 1918. The plateau beyond it gave General Mangin command of the German
 communications farther east._]

[Illustration: _PLATE CXVII._


 _This memorial was erected by the 17th French Division, who took over
 from the Camerons, with the inscription "Ici fleurira toujours le
 glorieux Chardon d'Écosse parmi les Roses de France."_]

[Illustration: _PLATE CXVIII._


 _An old town with Vauban fortifications, of which the photograph shows
 the moat, which was taken by storm in November, 1918._]

[Illustration: _PLATE CXIX._


 _A copy from a captured German photograph of a blown-up railway
 bridge, incidentally showing the deliberate destruction of the
 fruit-trees in the German retreat of 1917._]

[Illustration: _PLATE CXX._


 _Everywhere in their retreat of 1918 the Germans naturally blew up
 bridges in order to hinder our progress behind them. At Hirson the old
 bridge was still only replaced by a timber structure._]

[Illustration: _PLATE CXXI._

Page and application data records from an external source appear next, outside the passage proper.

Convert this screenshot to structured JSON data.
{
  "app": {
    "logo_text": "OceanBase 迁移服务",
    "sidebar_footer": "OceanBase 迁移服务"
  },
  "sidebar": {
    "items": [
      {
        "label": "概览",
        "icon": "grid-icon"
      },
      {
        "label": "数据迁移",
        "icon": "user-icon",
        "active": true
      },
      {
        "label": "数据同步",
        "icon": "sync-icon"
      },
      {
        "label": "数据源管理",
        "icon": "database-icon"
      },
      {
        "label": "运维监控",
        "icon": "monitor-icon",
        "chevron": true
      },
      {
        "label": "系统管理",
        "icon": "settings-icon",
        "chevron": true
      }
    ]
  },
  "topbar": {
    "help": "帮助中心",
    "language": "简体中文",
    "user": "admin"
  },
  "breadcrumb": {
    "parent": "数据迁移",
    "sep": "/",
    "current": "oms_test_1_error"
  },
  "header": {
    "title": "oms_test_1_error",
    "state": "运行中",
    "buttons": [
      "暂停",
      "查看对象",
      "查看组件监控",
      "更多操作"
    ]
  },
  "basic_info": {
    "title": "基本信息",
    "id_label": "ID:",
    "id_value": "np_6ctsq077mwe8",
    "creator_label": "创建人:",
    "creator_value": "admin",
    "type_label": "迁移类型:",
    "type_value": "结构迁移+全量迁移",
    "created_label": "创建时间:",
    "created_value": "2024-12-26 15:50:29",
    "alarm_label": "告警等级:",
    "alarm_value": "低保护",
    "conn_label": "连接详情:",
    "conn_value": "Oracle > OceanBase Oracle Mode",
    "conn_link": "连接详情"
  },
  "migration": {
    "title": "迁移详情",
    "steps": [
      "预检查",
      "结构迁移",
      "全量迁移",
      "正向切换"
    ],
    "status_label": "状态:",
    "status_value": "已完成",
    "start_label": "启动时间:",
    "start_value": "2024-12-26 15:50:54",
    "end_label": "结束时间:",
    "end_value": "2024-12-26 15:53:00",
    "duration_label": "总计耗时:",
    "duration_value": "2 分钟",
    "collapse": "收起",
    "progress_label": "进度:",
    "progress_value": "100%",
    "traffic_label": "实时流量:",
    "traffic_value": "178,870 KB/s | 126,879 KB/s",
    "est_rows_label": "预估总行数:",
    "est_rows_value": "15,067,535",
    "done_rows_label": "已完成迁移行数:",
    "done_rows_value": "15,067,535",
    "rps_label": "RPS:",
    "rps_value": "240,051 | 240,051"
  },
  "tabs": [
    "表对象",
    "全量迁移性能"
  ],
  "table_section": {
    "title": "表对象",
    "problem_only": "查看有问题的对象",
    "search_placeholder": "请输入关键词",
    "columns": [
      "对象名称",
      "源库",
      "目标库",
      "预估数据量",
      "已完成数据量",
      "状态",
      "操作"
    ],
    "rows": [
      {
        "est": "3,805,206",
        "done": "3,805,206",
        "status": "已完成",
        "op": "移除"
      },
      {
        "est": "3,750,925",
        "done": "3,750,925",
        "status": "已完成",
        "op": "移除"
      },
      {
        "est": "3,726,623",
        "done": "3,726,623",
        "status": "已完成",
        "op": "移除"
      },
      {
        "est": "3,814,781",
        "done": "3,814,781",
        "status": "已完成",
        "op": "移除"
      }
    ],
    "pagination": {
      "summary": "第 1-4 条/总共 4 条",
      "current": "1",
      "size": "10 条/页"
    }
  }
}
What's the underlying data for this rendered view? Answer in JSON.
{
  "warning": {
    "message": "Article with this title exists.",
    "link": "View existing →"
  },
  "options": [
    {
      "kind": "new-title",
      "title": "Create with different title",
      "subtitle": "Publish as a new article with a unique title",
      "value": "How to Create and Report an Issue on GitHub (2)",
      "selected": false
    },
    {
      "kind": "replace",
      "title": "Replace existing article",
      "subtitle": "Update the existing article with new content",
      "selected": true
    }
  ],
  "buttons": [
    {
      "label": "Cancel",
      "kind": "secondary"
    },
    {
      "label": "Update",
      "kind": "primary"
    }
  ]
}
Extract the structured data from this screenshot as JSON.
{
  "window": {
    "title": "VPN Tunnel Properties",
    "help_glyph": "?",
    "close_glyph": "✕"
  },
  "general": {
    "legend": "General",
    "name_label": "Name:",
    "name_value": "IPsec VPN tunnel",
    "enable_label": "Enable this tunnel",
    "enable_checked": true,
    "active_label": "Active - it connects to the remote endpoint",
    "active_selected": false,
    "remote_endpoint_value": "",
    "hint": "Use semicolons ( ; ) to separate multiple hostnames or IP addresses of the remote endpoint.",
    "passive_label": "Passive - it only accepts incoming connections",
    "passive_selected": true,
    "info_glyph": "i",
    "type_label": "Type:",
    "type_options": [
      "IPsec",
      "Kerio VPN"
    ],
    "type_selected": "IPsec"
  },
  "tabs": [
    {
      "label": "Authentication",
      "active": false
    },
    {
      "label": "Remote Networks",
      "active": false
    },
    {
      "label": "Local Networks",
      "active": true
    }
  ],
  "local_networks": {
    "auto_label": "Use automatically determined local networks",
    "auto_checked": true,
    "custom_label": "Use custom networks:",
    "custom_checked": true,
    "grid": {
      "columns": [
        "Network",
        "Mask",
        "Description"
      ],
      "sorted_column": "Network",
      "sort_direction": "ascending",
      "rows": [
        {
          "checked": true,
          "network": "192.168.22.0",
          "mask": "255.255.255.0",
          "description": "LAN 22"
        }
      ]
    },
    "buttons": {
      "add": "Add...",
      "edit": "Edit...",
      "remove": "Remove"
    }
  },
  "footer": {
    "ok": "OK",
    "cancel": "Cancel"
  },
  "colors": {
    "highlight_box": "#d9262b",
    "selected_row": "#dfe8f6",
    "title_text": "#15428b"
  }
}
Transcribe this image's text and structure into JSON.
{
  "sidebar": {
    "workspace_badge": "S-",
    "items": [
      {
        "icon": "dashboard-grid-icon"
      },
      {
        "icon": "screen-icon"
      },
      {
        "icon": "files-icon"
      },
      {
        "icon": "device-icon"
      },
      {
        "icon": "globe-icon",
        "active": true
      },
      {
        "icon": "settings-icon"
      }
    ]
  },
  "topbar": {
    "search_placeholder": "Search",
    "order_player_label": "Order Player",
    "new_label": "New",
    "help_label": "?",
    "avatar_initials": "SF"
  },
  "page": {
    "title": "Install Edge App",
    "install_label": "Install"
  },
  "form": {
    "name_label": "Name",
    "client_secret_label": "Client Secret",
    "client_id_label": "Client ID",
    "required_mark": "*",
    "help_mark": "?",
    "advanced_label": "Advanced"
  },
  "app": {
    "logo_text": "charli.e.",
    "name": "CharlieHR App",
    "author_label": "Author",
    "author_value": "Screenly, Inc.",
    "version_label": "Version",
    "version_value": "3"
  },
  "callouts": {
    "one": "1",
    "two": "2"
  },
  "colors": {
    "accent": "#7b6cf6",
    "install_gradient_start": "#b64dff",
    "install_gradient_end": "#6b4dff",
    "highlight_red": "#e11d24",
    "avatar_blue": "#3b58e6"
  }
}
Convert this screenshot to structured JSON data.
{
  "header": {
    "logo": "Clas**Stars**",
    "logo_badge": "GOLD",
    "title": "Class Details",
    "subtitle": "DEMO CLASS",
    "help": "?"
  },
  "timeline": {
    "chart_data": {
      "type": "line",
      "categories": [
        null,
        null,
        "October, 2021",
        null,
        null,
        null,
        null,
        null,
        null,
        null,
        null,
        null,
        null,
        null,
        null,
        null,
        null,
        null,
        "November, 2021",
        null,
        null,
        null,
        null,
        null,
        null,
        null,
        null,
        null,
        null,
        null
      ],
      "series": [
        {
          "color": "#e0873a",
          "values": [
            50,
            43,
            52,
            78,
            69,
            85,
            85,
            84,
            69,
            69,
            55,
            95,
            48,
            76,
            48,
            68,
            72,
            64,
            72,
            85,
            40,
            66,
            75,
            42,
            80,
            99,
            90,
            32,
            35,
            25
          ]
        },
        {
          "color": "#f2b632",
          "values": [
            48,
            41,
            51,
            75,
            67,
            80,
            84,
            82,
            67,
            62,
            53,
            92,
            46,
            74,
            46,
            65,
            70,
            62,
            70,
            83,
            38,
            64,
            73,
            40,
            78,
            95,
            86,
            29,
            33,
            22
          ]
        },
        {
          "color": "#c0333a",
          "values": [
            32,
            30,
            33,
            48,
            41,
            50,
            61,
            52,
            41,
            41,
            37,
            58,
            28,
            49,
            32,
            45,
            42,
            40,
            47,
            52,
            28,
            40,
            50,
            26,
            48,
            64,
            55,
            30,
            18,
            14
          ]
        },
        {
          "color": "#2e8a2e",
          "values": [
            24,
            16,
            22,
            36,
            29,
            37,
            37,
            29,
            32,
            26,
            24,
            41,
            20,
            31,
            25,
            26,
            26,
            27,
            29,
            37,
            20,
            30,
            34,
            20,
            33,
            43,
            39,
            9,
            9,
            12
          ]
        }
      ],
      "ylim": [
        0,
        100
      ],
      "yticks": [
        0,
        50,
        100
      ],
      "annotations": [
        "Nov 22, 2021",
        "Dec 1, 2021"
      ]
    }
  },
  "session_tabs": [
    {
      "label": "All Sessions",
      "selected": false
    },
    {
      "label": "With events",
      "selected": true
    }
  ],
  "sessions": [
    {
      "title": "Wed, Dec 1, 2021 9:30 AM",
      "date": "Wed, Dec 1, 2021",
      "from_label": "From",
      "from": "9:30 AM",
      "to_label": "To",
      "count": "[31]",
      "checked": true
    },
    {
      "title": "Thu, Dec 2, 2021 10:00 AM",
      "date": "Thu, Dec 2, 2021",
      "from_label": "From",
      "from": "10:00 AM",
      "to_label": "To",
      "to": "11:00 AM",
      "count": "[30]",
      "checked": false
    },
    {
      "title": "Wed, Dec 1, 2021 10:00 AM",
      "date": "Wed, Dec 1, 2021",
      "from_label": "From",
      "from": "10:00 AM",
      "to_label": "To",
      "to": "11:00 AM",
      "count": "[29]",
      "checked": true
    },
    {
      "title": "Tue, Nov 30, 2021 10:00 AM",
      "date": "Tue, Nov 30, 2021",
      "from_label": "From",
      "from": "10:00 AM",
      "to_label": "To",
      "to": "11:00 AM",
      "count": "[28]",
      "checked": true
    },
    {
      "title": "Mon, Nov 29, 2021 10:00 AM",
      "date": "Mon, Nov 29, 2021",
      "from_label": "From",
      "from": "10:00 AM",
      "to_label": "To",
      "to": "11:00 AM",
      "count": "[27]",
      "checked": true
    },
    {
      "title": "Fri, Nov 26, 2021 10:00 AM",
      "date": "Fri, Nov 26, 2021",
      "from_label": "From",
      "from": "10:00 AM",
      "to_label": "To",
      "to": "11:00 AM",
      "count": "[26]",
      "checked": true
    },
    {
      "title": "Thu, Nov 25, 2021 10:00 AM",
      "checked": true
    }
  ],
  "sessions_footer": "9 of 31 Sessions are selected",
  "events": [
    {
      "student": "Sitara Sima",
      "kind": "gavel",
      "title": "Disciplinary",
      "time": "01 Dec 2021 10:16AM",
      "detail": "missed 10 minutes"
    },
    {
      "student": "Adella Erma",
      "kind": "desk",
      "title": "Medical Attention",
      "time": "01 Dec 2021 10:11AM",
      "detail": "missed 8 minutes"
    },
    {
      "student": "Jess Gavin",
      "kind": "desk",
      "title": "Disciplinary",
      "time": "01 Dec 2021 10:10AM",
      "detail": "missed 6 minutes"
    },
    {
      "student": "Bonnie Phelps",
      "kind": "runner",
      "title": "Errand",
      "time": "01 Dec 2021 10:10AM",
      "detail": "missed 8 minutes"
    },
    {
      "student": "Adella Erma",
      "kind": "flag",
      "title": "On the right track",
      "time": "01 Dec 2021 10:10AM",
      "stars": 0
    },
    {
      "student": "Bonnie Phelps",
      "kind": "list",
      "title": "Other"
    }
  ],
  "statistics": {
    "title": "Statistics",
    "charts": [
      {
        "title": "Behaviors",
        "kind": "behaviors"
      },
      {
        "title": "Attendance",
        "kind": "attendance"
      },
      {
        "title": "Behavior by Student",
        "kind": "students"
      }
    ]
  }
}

 _One of the very rapidly constructed pile bridges (in this case over
 the Condé Canal), which the Engineers threw up in place of those
 destroyed in the German retreat._]

[Illustration: _PLATE CXXII._


 _The River Meuse at Sedan,--where the entrance of Americans and French
 in 1918 avenged the catastrophe of half a century earlier._]

[Illustration: _PLATE CXXIII._


 _The fortifications of Maubeuge, although of an old type, held a
 considerable force of Germans back in the advance of 1914. The bridge
 was, of course, destroyed by the retreating Germans in 1918, and the
 girder bridge has temporarily replaced it._]

[Illustration: _PLATE CXXIV._


 _For us the war began here on the 23rd of August, 1914, and ended on
 the 11th of November, 1918._]

                      PRINTED IN GREAT BRITAIN BY

       *       *       *       *       *

Transcriber's Notes:

Italic text is denoted by _underscores_.

Obvious printer's errors corrected.

Every effort has been made to replicate this text as faithfully as
possible, including obsolete and variant spellings, inconsistently
hyphenated words, inconsistent accent marks, and other inconsistencies.

*** End of this Doctrine Publishing Corporation Digital Book "Ypres to Verdun - A Collection of Photographs of the War areas in France & Flanders" ***

Doctrine Publishing Corporation provides digitized public domain materials.
Public domain books belong to the public and we are merely their custodians.
This effort is time consuming and expensive, so in order to keep providing
this resource, we have taken steps to prevent abuse by commercial parties,
including placing technical restrictions on automated querying.

We also ask that you:

+ Make non-commercial use of the files We designed Doctrine Publishing
Corporation's ISYS search for use by individuals, and we request that you
use these files for personal, non-commercial purposes.

+ Refrain from automated querying Do not send automated queries of any sort
to Doctrine Publishing's system: If you are conducting research on machine
translation, optical character recognition or other areas where access to a
large amount of text is helpful, please contact us. We encourage the use of
public domain materials for these purposes and may be able to help.

+ Keep it legal -  Whatever your use, remember that you are responsible for
ensuring that what you are doing is legal. Do not assume that just because
we believe a book is in the public domain for users in the United States,
that the work is also in the public domain for users in other countries.
Whether a book is still in copyright varies from country to country, and we
can't offer guidance on whether any specific use of any specific book is
allowed. Please do not assume that a book's appearance in Doctrine Publishing
ISYS search  means it can be used in any manner anywhere in the world.
Copyright infringement liability can be quite severe.

About ISYS® Search Software
Established in 1988, ISYS Search Software is a global supplier of enterprise
search solutions for business and government.  The company's award-winning
software suite offers a broad range of search, navigation and discovery
solutions for desktop search, intranet search, SharePoint search and embedded
search applications.  ISYS has been deployed by thousands of organizations
operating in a variety of industries, including government, legal, law
enforcement, financial services, healthcare and recruitment.